Top of Source data

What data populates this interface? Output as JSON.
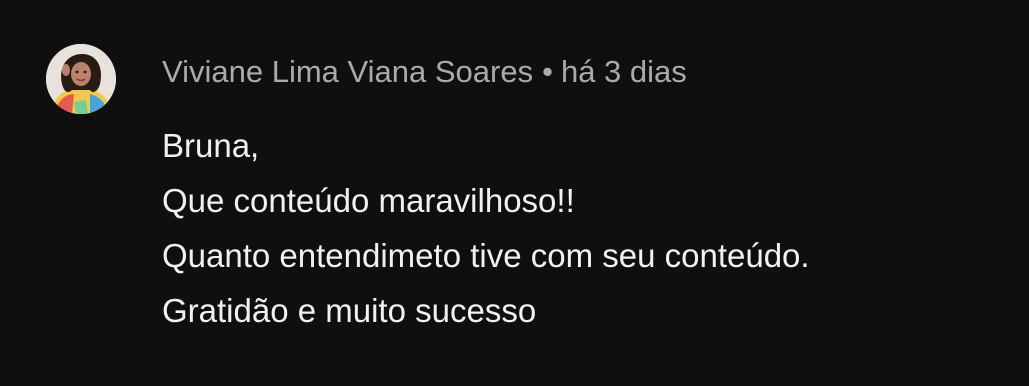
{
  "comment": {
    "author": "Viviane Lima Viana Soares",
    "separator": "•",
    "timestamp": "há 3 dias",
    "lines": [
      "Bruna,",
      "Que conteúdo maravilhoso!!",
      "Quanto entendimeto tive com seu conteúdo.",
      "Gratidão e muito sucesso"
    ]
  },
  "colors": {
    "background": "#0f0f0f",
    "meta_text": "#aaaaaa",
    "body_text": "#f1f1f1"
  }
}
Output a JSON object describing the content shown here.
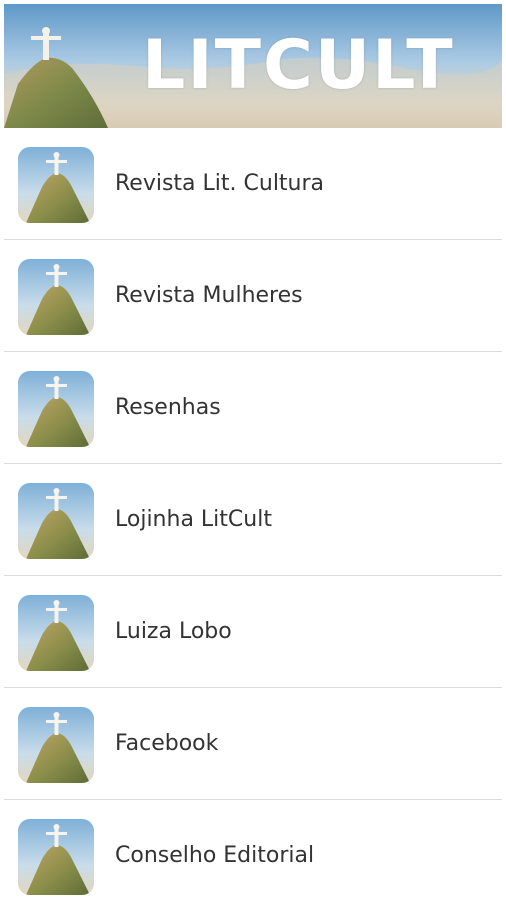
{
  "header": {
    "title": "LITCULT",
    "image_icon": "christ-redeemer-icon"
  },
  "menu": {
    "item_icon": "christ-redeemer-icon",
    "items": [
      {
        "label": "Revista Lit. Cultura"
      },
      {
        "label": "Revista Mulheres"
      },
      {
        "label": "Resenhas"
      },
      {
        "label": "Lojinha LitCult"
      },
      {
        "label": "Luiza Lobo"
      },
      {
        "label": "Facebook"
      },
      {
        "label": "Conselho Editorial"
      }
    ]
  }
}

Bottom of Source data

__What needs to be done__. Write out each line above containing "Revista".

__Written solution__.
        "label": "Revista Lit. Cultura"
        "label": "Revista Mulheres"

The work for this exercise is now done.